Such a move would require a written constitution, which currently the UK (along with Israel and New Zealand) lacks. Recently, however, there have been interesting shifts in Unionist thinking. First, clauses added to the Scotland Bill in an imperfect attempt to make Holyrood “permanent” hint at a codified constitution, while two senior figures have explicitly backed a written constitution.

In a recent Nuffield College paper, “All aboard the Constitutional Express? Where is the Scotland Bill taking the UK?”, Professor Jim Gallagher – a key figure in most recent Unionist strategy – talks approvingly of the Smith process making Holyrood “more like a legislature in a federal system whose status is set out clearly in a written constitution”.

Similarly, speaking at a private dinner in Edinburgh last week the former UK Attorney General Dominic Grieve also voiced his support for a codified constitution, telling me later that it was necessary “if our new constitutional arrangements are to be accepted and durable”. Now this is far from a mainstream view, but not the sort of thing either would have said a few years ago.

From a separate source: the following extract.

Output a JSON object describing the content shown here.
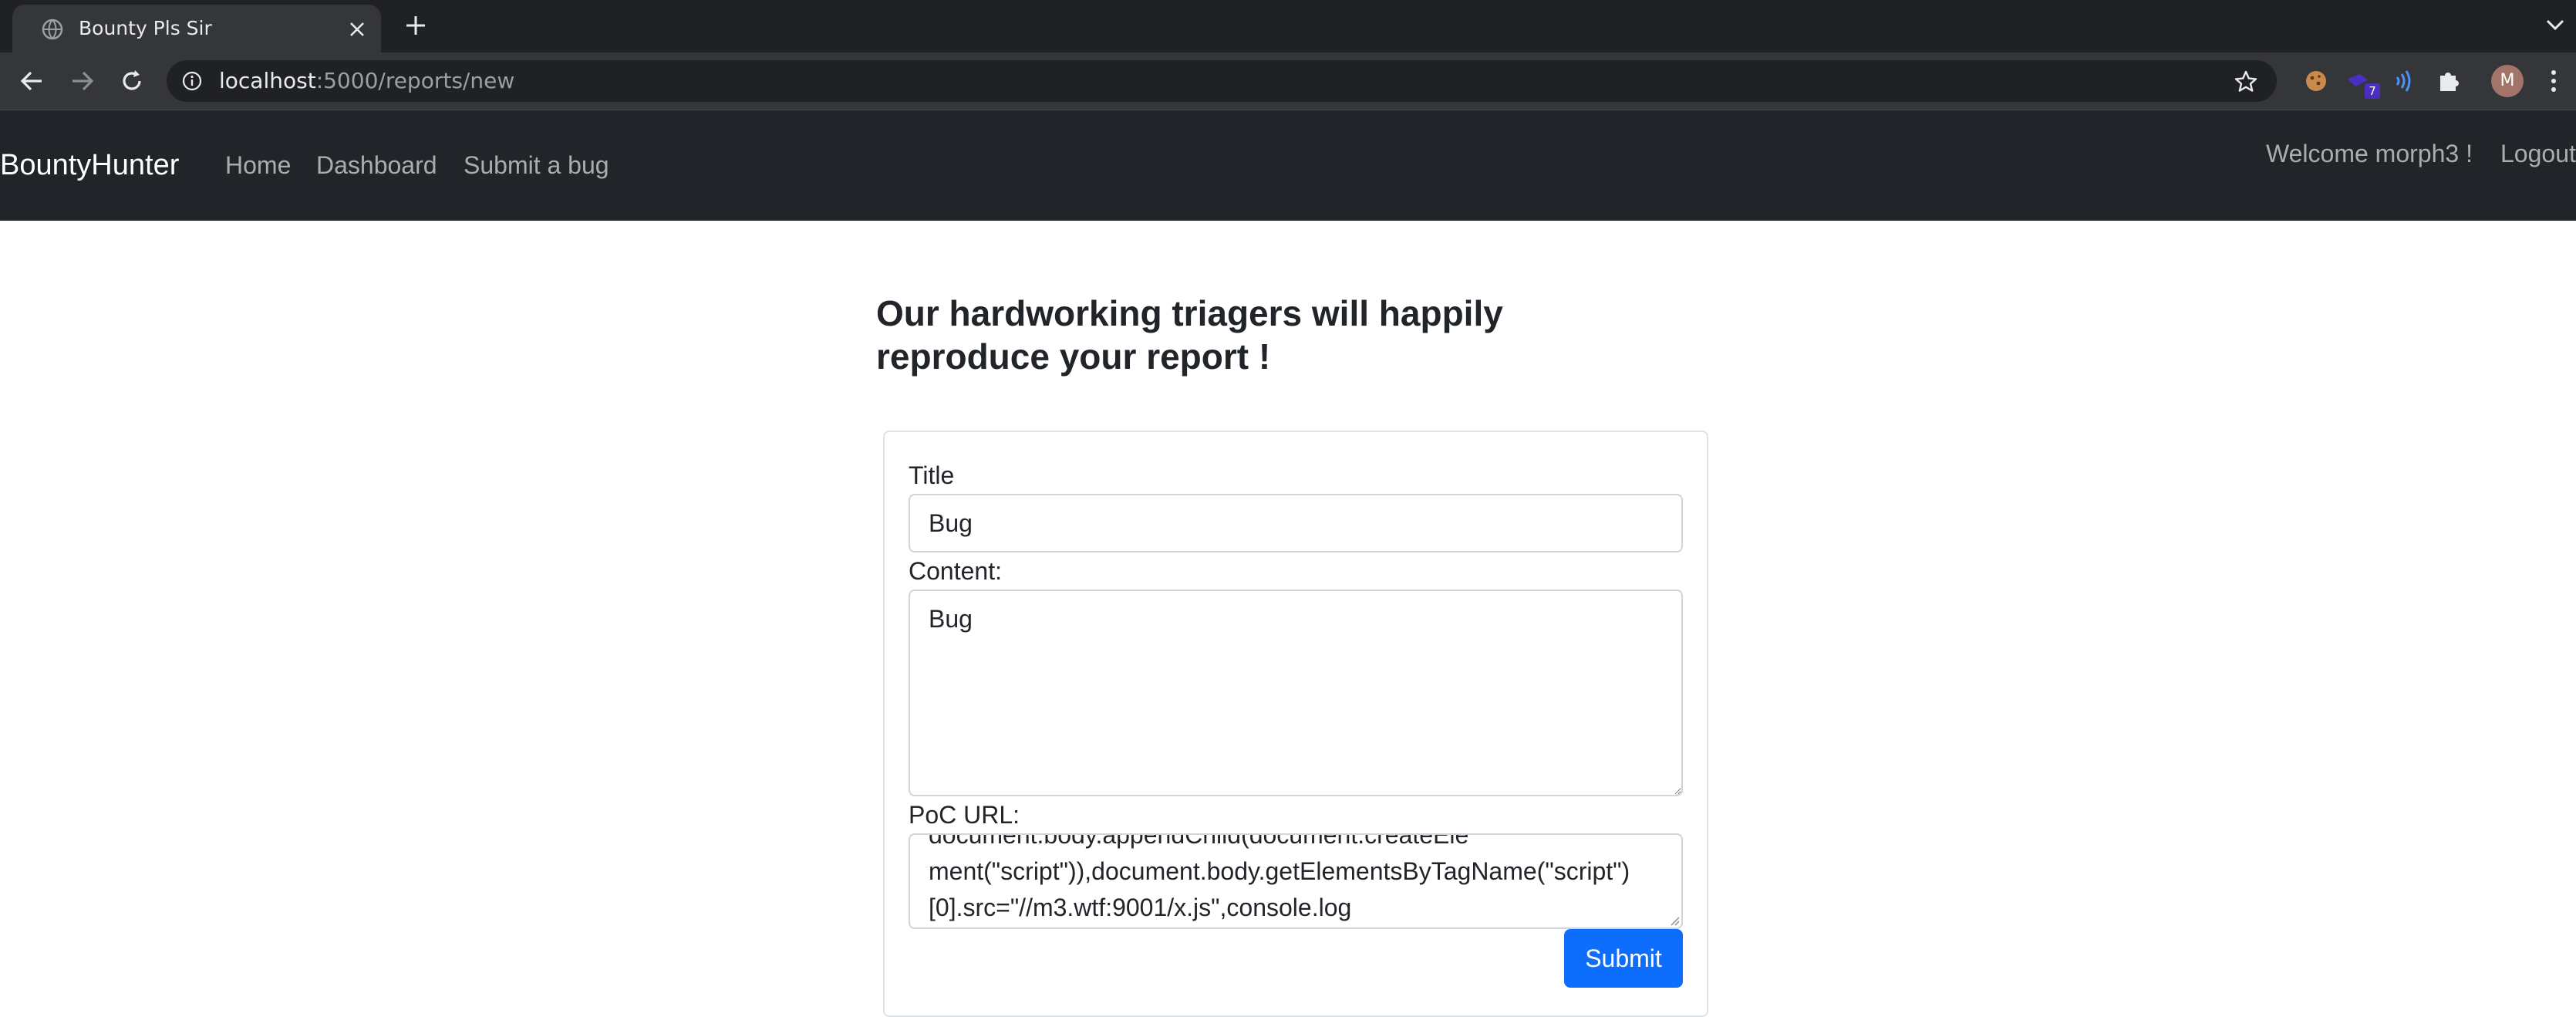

According to recent reports, meanwhile, the Corbyn-led Labour Party is finally preparing to embrace the no-brainer that would be a federal UK. Echoing his PSC counterparts in Spain, MP Jon Trickett told The Times he believed something “near to a federal arrangement” was the logical destination for a settled British constitution. And a federal UK would naturally require a codified constitution.

I would, however, go further. A written constitution shouldn’t just codify the status quo (and Mr Grieve agreed on this point) but actively move things on. A Cabinet Office initiative is already attempting to co-ordinate more closely developments in Scotland and Wales, although the peculiar dynamic in Northern Ireland and uneven process in England means this is by its nature messy.

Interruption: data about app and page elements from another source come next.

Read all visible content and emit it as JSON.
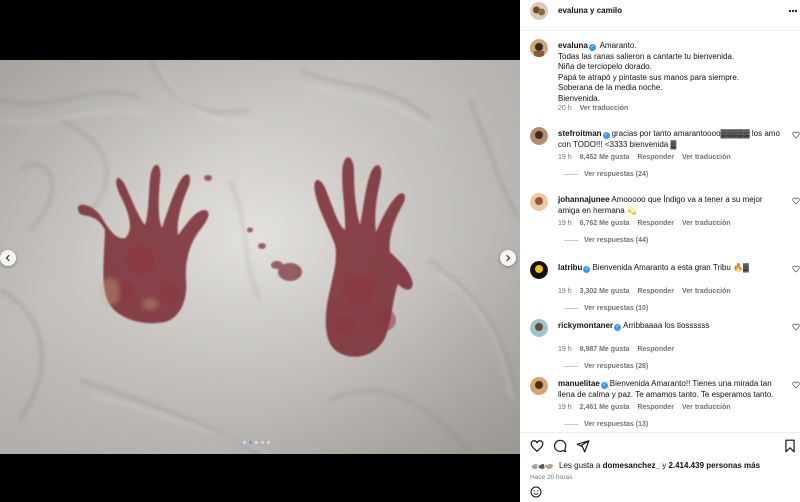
{
  "post": {
    "header_username": "evaluna y camilo",
    "carousel": {
      "slide_count": 5,
      "active_index": 1
    }
  },
  "caption": {
    "username": "evaluna",
    "verified": true,
    "lines": [
      "Amaranto.",
      "Todas las ranas salieron a cantarte tu bienvenida.",
      "Niña de terciopelo dorado.",
      "Papá te atrapó y pintaste sus manos para siempre.",
      "Soberana de la media noche.",
      "Bienvenida."
    ],
    "time": "20 h",
    "translate": "Ver traducción"
  },
  "comments": [
    {
      "username": "stefroitman",
      "verified": true,
      "text": "gracias por tanto amarantoooo▓▓▓▓▓ los amo con TODO!!! <3333 bienvenida ▓",
      "time": "19 h",
      "likes": "8,452 Me gusta",
      "reply": "Responder",
      "translate": "Ver traducción",
      "replies": "Ver respuestas (24)"
    },
    {
      "username": "johannajunee",
      "verified": false,
      "text": "Amooooo que Índigo va a tener a su mejor amiga en hermana 💫",
      "time": "19 h",
      "likes": "6,762 Me gusta",
      "reply": "Responder",
      "translate": "Ver traducción",
      "replies": "Ver respuestas (44)"
    },
    {
      "username": "latribu",
      "verified": true,
      "text": "Bienvenida Amaranto a esta gran Tribu 🔥▓",
      "time": "19 h",
      "likes": "3,302 Me gusta",
      "reply": "Responder",
      "translate": "Ver traducción",
      "replies": "Ver respuestas (10)"
    },
    {
      "username": "rickymontaner",
      "verified": true,
      "text": "Arribbaaaa los tiossssss",
      "time": "19 h",
      "likes": "8,987 Me gusta",
      "reply": "Responder",
      "translate": "",
      "replies": "Ver respuestas (28)"
    },
    {
      "username": "manuelitae",
      "verified": true,
      "text": "Bienvenida Amaranto!! Tienes una mirada tan llena de calma y paz. Te amamos tanto. Te esperamos tanto.",
      "time": "19 h",
      "likes": "2,461 Me gusta",
      "reply": "Responder",
      "translate": "Ver traducción",
      "replies": "Ver respuestas (13)"
    }
  ],
  "actions": {
    "icons": [
      "heart-icon",
      "comment-icon",
      "share-icon",
      "bookmark-icon"
    ],
    "likes_prefix": "Les gusta a",
    "likes_user": "domesanchez_",
    "likes_and": "y",
    "likes_count": "2.414.439 personas más",
    "time_ago": "Hace 20 horas"
  },
  "colors": {
    "verified": "#3897f0",
    "dot_active": "#3ea0ff",
    "muted_text": "#737373",
    "blood": "#7a2a33"
  }
}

A written constitution doesn’t have to be tidy – indeed messiness is arguably an intrinsic part of the British constitutional tradition. But at the same time it should also be viewed as an opportunity not just to explain but innovate. Indeed an explicit recognition of the right to secede would not only be pretty radical, but merely formalising something implicitly acknowledged by the Northern Irish “border poll” of 1973 and last year’s referendum in Scotland.

What of the caveats? This part would require careful handling. Given the baggage of the 1979 devolution referendum and the precedent set last year anything other than a 50 per cent + 1 threshold is a non-starter, but lots of other conditions could pass the credibility test: “once in a generation”, for example, could be set at, say, 15 years (a la Quebec), while the need for a clear mandate at Holyrood speaks for itself.

Defining a “material change” is necessarily subjective, but the point is that it would concede – from a Unionist perspective – the possibility of another referendum without accepting that it might happen entirely at the whim of the SNP (sorry, I meant to say the “Scottish people”). Watching the First Minister speak at a Scottish Parliamentary Journalists Association lunch last week I was struck that she seemed to equate “democracy” with a referendum vote.

But it is much more than that, comprising institutions, people and politics, all of which are fluid rather than fixed. More to the point, we’re now into “neverendum” territory in terms of speculation if not practice. How can a state adequately function when secession is a moment-to-moment prospect? How can it plan or invest? I wouldn’t go so far as calling it, as historian Neil Oliver has, a “cancerous presence”, but I know what he’s getting at.

At the same lunch Nicola Sturgeon also said she believed the power to hold a second independence referendum ought to be devolved (which contradicts her government’s insistence that it already has it), something Westminster will obviously resist. Moves towards a written constitution, though clearly not straightforward, would make this easier to counter.

Power – or “sovereignty” – no longer solely resides at Westminster; that constitutional ship sailed decades ago, but it’s time for theory to catch up with practice. In the Iberian Peninsula there’s much talk of Spain as “a nation of nations”, and Unionists shouldn’t fear looking at the United Kingdom in the same way.